    1. Determine the images defined by the Operator(s) that you are expecting. This example uses the etcd Operator, requiring the quay.io/coreos/etcd-operator image.

      This procedure only shows mirroring Operator images themselves and not Operand images, which are the components that an Operator manages. Operand images must be mirrored as well; see each Operator’s documentation to identify the required Operand images.

    2. To use mirrored images, you must first create an ImageContentSourcePolicy for each image to change the source location of the Operator catalog image. For example:

      apiVersion: operator.openshift.io/v1alpha1
      kind: ImageContentSourcePolicy
      metadata:
        name: etcd-operator
      spec:
        repositoryDigestMirrors:
        - mirrors:
          - <local_registry_host_name>:<local_registry_host_port>/coreos/etcd-operator
          source: quay.io/coreos/etcd-operator
    3. Use the oc image mirror command from your workstation without network restrictions to pull the image from the source registry and push to the internal registry without being stored locally:

      $ oc image mirror quay.io/coreos/etcd-operator \
          <local_registry_host_name>:<local_registry_host_port>/coreos/etcd-operator

You can now install the Operator from the OperatorHub on your restricted network OpenShift Container Platform cluster.

Additional resources
  • For details on exposing your OpenShift Container Platform cluster’s internal registry to off-cluster access, see Exposing the registry.
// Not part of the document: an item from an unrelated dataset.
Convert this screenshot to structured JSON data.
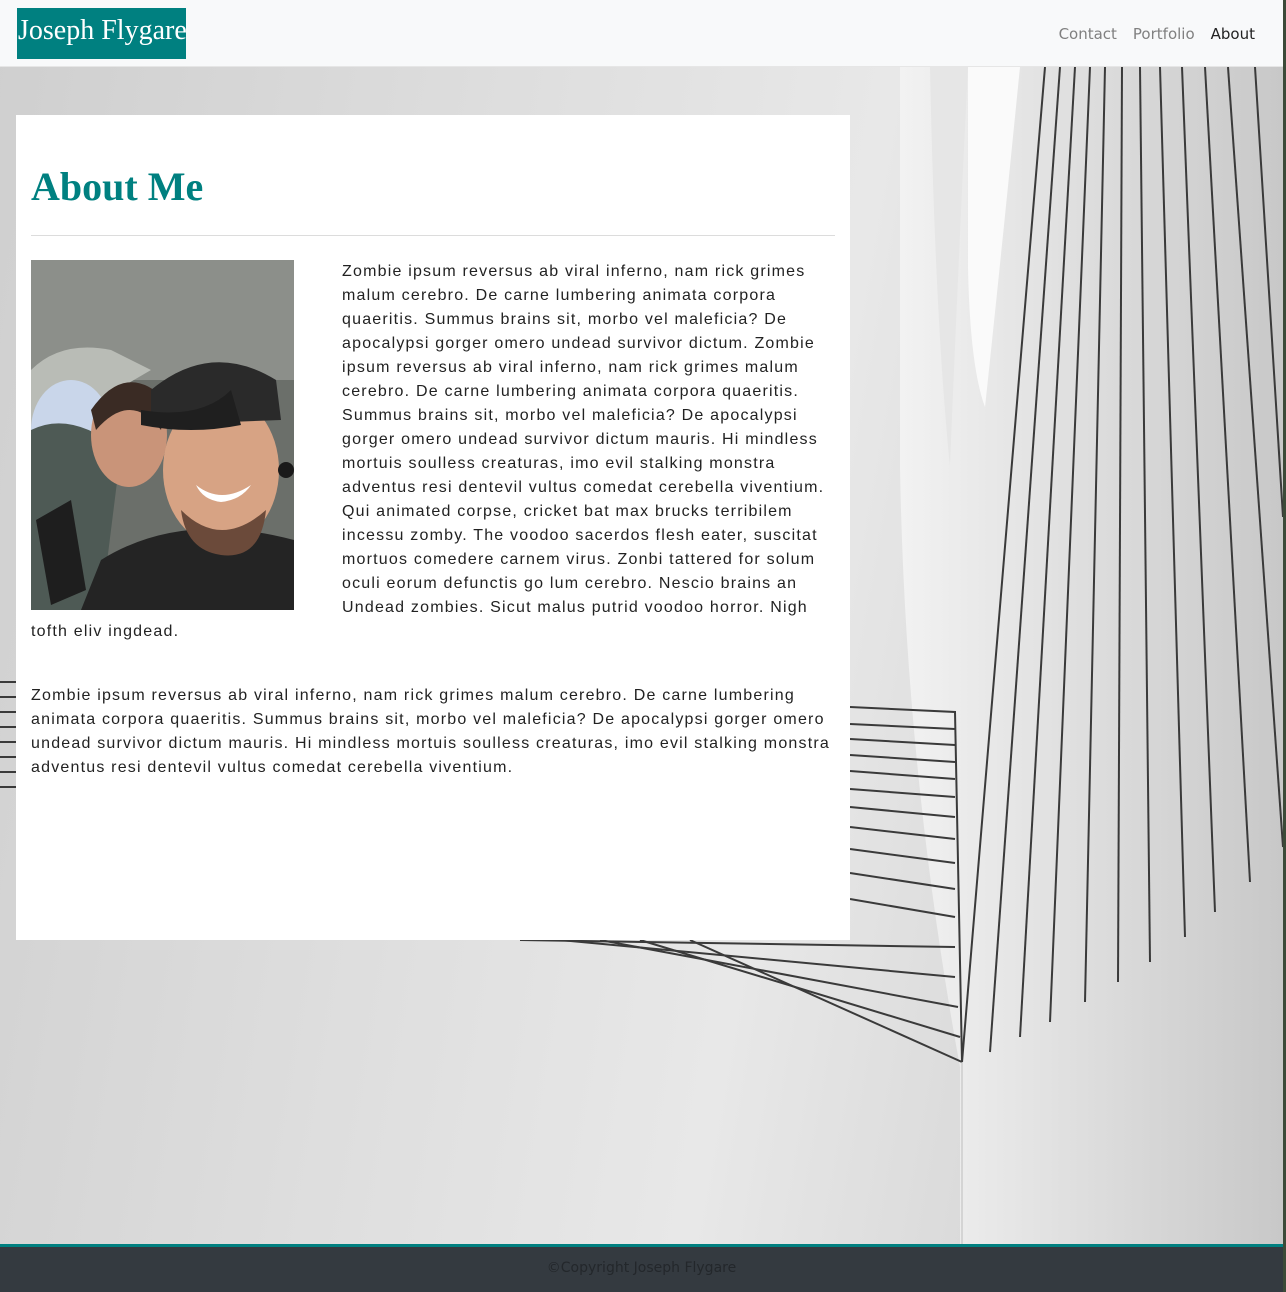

  • For details on accessing the internal registry, see Accessing the registry.